Elena said she’s excited about the race and likes to go fast. Blake noted that the girls don’t have fear on a dog sled like adults do.
Now that the girls have taken to dog sledding, it’s fun to head out as a family on the trail, Jennifer said.
“It’s like heaven to be out with the kids and dogs,” she said.
While on the trail, they’ll stop to play in the snow or look for animals tracks; Nicole said that they have found moose tracks.
A mushing family is rare because most people leave dog sledding when they have children, Jennifer said. Blake explained that the sport is a large commitment of time and money. Whether the girls come with the team to a race or stay with family nearby depends on the race, Jennifer said. Blake said that it’s more difficult on long-distance races like the Beargrease marathon, where the mushers and handlers are up all night, but Jennifer said that Elena and Nicole will visit them at the checkpoints.
Their first belly laughs as babies happened while they were in the dog yard, Jennifer said.
“They were running as babies in the sleds,” Blake said, explaining that the motion of the dog sled would put them sleep in the sled’s basket. Jennifer would put sleeping bags in the basket and the girls would play and nap.
The girls have also progressed from being pulled by a dog while in plastic toddler sled, then in a toboggan. The dog sled they now use, from Beargrease musher Peter McClelland of Ely, is sturdy and is a good sled for them, Jennifer said. She added that Elena was immediately asking, “When can I pass you? When can I pass you?” When they’re out on the trail, the girls usually will travel about 8 miles.
The dogs they use are part of Blake and Jennifer’s race team, and the dogs competing in the Cub Run will also be a part of Jennifer’s team during Beargrease’s marathon distance race.
The girls have helped socialize the puppies since they were very young, Blake said. In the dog yard, Elena showed off the kennel’s 15-week-old puppies, laughing as they jumped up on her.
Elena said that BooBoo, who will be part of her team in the Cub Run, became her favorite dog in the kennel after the two bonded when BooBoo was a puppy. The husky, now 3 years old, slept with Elena as a puppy and while all the other puppies would run around, BooBoo would stick close to Elena.
“This has been Elena’s dog from the get-go,” Jennifer said.
Before the girls took off mushing, Nicole helped Blake put the harness on Violet, one of Nicole’s favorites.
“How do we do it?” she asked Blake before helping to slip the harness over Violet’s head. Once the harness was in place, Nicole led Violet over to the sled to be hooked up.
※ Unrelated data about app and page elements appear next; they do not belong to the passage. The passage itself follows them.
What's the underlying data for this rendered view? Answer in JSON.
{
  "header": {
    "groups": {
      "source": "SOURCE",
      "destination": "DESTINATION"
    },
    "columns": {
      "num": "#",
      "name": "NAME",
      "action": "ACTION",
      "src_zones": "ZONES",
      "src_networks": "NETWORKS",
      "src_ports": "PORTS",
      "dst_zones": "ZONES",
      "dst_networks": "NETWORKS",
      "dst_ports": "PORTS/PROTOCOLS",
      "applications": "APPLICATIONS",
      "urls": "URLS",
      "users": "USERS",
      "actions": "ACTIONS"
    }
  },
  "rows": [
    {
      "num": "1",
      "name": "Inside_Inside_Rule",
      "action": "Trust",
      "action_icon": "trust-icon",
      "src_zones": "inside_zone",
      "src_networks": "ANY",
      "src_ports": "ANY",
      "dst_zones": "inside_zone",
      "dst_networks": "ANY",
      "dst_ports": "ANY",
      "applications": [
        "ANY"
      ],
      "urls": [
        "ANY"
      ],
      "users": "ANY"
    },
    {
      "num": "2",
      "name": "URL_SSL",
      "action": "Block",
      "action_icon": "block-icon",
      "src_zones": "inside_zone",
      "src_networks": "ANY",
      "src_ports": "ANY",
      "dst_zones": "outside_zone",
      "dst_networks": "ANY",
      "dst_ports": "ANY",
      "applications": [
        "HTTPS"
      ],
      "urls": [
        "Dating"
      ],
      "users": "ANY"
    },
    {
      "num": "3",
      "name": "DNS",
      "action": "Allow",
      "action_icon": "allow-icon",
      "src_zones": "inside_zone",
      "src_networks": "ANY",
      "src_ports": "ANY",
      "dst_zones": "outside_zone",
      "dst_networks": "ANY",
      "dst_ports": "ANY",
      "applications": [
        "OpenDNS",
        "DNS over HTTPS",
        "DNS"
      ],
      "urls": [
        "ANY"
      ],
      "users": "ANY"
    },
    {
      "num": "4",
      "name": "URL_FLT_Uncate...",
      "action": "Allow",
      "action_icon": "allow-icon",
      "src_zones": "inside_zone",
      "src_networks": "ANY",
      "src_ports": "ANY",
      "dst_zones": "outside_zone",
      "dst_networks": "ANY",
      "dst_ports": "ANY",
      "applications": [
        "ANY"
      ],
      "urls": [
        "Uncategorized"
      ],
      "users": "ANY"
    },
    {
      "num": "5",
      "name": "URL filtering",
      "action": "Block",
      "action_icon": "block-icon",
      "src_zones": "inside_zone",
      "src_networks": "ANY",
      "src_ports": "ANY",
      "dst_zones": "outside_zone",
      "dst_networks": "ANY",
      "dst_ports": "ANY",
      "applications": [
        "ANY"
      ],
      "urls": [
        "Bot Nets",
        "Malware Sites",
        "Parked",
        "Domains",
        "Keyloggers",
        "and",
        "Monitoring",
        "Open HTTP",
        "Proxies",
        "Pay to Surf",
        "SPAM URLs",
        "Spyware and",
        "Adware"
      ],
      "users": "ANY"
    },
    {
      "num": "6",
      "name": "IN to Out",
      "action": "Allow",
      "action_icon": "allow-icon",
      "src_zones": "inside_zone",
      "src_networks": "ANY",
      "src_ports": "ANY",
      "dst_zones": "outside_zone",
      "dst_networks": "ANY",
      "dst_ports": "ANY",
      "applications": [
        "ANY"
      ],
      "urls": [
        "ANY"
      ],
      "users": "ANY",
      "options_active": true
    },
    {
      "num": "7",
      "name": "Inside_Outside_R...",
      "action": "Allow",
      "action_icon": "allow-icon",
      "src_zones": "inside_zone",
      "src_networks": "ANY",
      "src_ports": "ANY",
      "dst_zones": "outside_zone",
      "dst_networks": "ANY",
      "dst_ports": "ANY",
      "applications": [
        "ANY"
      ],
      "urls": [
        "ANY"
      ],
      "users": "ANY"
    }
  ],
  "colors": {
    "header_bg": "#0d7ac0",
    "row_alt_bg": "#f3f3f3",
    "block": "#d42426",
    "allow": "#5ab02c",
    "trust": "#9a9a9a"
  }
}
Blake and Jennifer said they hope dog sledding also teaches the girls lessons they can use in other areas of their life, including having confidence and working toward a goal, whether it’s with sled dogs or something else of the girls’ choosing.
“It’s a great way to teach them respect of animals and positive reinforcement,” Blake said.